Coppola’s style is unique. Propulsive but imbued with an empathy that recalls the best of Hamill and Breslin in chronicling the strivers, the failures, the left-behinds and the unforgettable characters who inhabit the struggling corners of our city – equal parts hilarious, compassionate, level-headed and heart-wrenching. He resurrects the heroes, the hoods, the fallen, and the risen, all quintessentially Brooklyn when Brooklyn wasn’t cool…but tough, very tough.
While we wait for Vinny’s epic compilation to hit Barnes & Noble, treat yourself to some excellent old posts at Vinny’s blog.
Joe’s writings place the reader at the heart of the matter- life in Brooklyn post WWII. His multi-dimensional depiction of this NYC borough, and its folks lend the reader the excellent overtones and scents that made it unique.
I worked on and off as a copy boy for Newsweek Magazine as a from June 1966, (after graduating BTHS) until the end of 1971. My first cousin Enid also worked for Newsweek as a researcher in the Nation Department.
Newsweek’s address was 444 Madison Ave. The wire room, where I worked was on the 12th floor.

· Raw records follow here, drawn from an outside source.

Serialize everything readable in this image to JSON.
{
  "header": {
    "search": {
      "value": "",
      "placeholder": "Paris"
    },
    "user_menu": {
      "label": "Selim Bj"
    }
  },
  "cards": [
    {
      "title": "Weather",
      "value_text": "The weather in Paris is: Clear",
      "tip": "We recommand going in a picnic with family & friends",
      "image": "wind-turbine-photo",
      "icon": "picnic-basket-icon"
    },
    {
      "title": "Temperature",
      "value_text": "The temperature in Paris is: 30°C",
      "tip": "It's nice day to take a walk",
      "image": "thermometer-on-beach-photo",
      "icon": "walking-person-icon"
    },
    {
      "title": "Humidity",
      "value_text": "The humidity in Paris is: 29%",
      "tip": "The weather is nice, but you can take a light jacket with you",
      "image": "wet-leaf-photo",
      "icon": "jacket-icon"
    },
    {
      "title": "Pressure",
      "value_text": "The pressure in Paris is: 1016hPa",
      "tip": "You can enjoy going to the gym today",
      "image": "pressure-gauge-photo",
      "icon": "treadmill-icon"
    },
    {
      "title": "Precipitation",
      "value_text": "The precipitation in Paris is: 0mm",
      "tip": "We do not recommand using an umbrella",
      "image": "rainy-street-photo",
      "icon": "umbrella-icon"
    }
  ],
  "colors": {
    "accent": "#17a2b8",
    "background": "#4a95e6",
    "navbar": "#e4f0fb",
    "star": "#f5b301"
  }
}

The Nation department was on the 11th floor.
I flunked out of Brooklyn College after attending for one year and drove a fleet cab after turning 21 late 1969. I graduated from LIU Brooklyn at some point in 1971.
My wife Diane and cousin Enid graduated from Brooklyn College.